7) first three batteries charged to 21 volts at which time the icharger switched to a 2A charging progrm. I stopped the charge at 24v,

8)The last three were a challenge. I connected The last three in parallel hooked the x8 to the top postive post and the bottom negative post this shouldn't have worked but it did. I ran the pre-charge 2 times. I now had a fourth battery that charged up to 24v.

9) On the last two batteries the x8 would not work voltage too low even for lipo pre-charge to work. I needed to figure out a way to raise the voltage just a little. what I decided to do is charge for 2-4 seconds on the NiMH setting on the x8 balance leads still connected. That raised the voltage to above 10v didn't need much less than hslf a volt. Probably not the way to do it, but it worked.

10) I charged one of the last two batteries last night to 19v and the other battery is now charging should be around 21v by the time I have to leave to pickup a friend.
11) 21v for 7s lipo is the magic number for the normal charging programs to work and all the cells need to be above 3v. or it will stop. Once both these conditions are met the precharge program switches to the normal charging program.

12) Once all the batteries are at 24v I will charge them to 28.7 and do a discharge test with the x8.

I did some recalculations today and it appears 63Ah is wishful thinking. For 7000 watt/25.2/6= 46.3 Ah.
Later Floyd
Reply
#10
For step one, did you have burnt wiring and leaky cells? Not sure I'm reading that correctly.

And congrats on getting them all up to a healthier voltage!
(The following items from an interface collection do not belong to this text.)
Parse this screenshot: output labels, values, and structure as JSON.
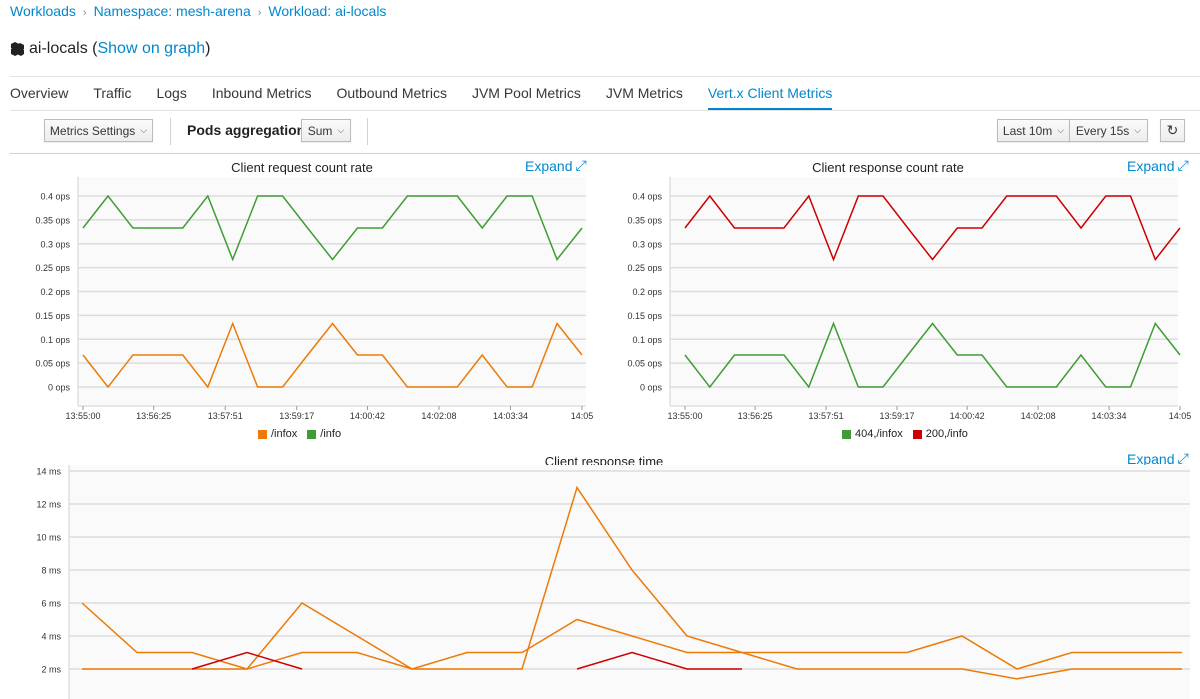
{
  "breadcrumb": [
    "Workloads",
    "Namespace: mesh-arena",
    "Workload: ai-locals"
  ],
  "title": {
    "name": "ai-locals",
    "open_paren": "(",
    "link": "Show on graph",
    "close_paren": ")",
    "icon": "cubes-icon"
  },
  "tabs": [
    {
      "label": "Overview",
      "active": false
    },
    {
      "label": "Traffic",
      "active": false
    },
    {
      "label": "Logs",
      "active": false
    },
    {
      "label": "Inbound Metrics",
      "active": false
    },
    {
      "label": "Outbound Metrics",
      "active": false
    },
    {
      "label": "JVM Pool Metrics",
      "active": false
    },
    {
      "label": "JVM Metrics",
      "active": false
    },
    {
      "label": "Vert.x Client Metrics",
      "active": true
    }
  ],
  "toolbar": {
    "metrics_settings": "Metrics Settings",
    "pods_aggregation_label": "Pods aggregation",
    "pods_aggregation_value": "Sum",
    "duration": "Last 10m",
    "refresh_interval": "Every 15s",
    "refresh_icon": "refresh-icon"
  },
  "expand_label": "Expand",
  "colors": {
    "accent": "#0088ce",
    "orange": "#ec7a08",
    "green": "#3f9c35",
    "red": "#cc0000"
  },
  "chart_data": [
    {
      "type": "line",
      "title": "Client request count rate",
      "x": [
        "13:55:00",
        "13:55:30",
        "13:56:00",
        "13:56:30",
        "13:57:00",
        "13:57:30",
        "13:58:00",
        "13:58:30",
        "13:59:00",
        "13:59:30",
        "14:00:00",
        "14:00:30",
        "14:01:00",
        "14:01:30",
        "14:02:00",
        "14:02:30",
        "14:03:00",
        "14:03:30",
        "14:04:00",
        "14:04:30",
        "14:05:00"
      ],
      "xticks": [
        "13:55:00",
        "13:56:25",
        "13:57:51",
        "13:59:17",
        "14:00:42",
        "14:02:08",
        "14:03:34",
        "14:05"
      ],
      "yticks": [
        "0 ops",
        "0.05 ops",
        "0.1 ops",
        "0.15 ops",
        "0.2 ops",
        "0.25 ops",
        "0.3 ops",
        "0.35 ops",
        "0.4 ops"
      ],
      "ylim": [
        0,
        0.4
      ],
      "unit": "ops",
      "grid": true,
      "legend": "bottom",
      "series": [
        {
          "name": "/infox",
          "color": "#ec7a08",
          "values": [
            0.067,
            0,
            0.067,
            0.067,
            0.067,
            0,
            0.133,
            0,
            0,
            0.067,
            0.133,
            0.067,
            0.067,
            0,
            0,
            0,
            0.067,
            0,
            0,
            0.133,
            0.067
          ]
        },
        {
          "name": "/info",
          "color": "#3f9c35",
          "values": [
            0.333,
            0.4,
            0.333,
            0.333,
            0.333,
            0.4,
            0.267,
            0.4,
            0.4,
            0.333,
            0.267,
            0.333,
            0.333,
            0.4,
            0.4,
            0.4,
            0.333,
            0.4,
            0.4,
            0.267,
            0.333
          ]
        }
      ]
    },
    {
      "type": "line",
      "title": "Client response count rate",
      "x": [
        "13:55:00",
        "13:55:30",
        "13:56:00",
        "13:56:30",
        "13:57:00",
        "13:57:30",
        "13:58:00",
        "13:58:30",
        "13:59:00",
        "13:59:30",
        "14:00:00",
        "14:00:30",
        "14:01:00",
        "14:01:30",
        "14:02:00",
        "14:02:30",
        "14:03:00",
        "14:03:30",
        "14:04:00",
        "14:04:30",
        "14:05:00"
      ],
      "xticks": [
        "13:55:00",
        "13:56:25",
        "13:57:51",
        "13:59:17",
        "14:00:42",
        "14:02:08",
        "14:03:34",
        "14:05"
      ],
      "yticks": [
        "0 ops",
        "0.05 ops",
        "0.1 ops",
        "0.15 ops",
        "0.2 ops",
        "0.25 ops",
        "0.3 ops",
        "0.35 ops",
        "0.4 ops"
      ],
      "ylim": [
        0,
        0.4
      ],
      "unit": "ops",
      "grid": true,
      "legend": "bottom",
      "series": [
        {
          "name": "404,/infox",
          "color": "#3f9c35",
          "values": [
            0.067,
            0,
            0.067,
            0.067,
            0.067,
            0,
            0.133,
            0,
            0,
            0.067,
            0.133,
            0.067,
            0.067,
            0,
            0,
            0,
            0.067,
            0,
            0,
            0.133,
            0.067
          ]
        },
        {
          "name": "200,/info",
          "color": "#cc0000",
          "values": [
            0.333,
            0.4,
            0.333,
            0.333,
            0.333,
            0.4,
            0.267,
            0.4,
            0.4,
            0.333,
            0.267,
            0.333,
            0.333,
            0.4,
            0.4,
            0.4,
            0.333,
            0.4,
            0.4,
            0.267,
            0.333
          ]
        }
      ]
    },
    {
      "type": "line",
      "title": "Client response time",
      "x": [
        "13:55:00",
        "13:55:30",
        "13:56:00",
        "13:56:30",
        "13:57:00",
        "13:57:30",
        "13:58:00",
        "13:58:30",
        "13:59:00",
        "13:59:30",
        "14:00:00",
        "14:00:30",
        "14:01:00",
        "14:01:30",
        "14:02:00",
        "14:02:30",
        "14:03:00",
        "14:03:30",
        "14:04:00",
        "14:04:30",
        "14:05:00"
      ],
      "yticks": [
        "2 ms",
        "4 ms",
        "6 ms",
        "8 ms",
        "10 ms",
        "12 ms",
        "14 ms"
      ],
      "ylim": [
        0,
        14
      ],
      "unit": "ms",
      "grid": true,
      "series": [
        {
          "color": "#ec7a08",
          "values": [
            6,
            3,
            3,
            2,
            6,
            4,
            2,
            2,
            2,
            13,
            8,
            4,
            3,
            2,
            2,
            2,
            2,
            1.4,
            2,
            2,
            2
          ]
        },
        {
          "color": "#ec7a08",
          "values": [
            2,
            2,
            2,
            2,
            3,
            3,
            2,
            3,
            3,
            5,
            4,
            3,
            3,
            3,
            3,
            3,
            4,
            2,
            3,
            3,
            3
          ]
        },
        {
          "color": "#cc0000",
          "values": [
            null,
            null,
            2,
            3,
            2,
            null,
            null,
            null,
            null,
            2,
            3,
            2,
            2,
            null,
            null,
            null,
            null,
            null,
            null,
            null,
            null
          ]
        }
      ]
    }
  ]
}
I haven't been back to mine since tearing it down (and finding see very, very low cells)


I'm not sure the math is that simple, I wonder if LG included losses from the DCDC in the kwh reading? I think the 63Ah spec comes directly from the individual cells, but I can't find a spec sheet for these cells.
Reply


Forum Jump:


Users browsing this thread: 1 Guest(s)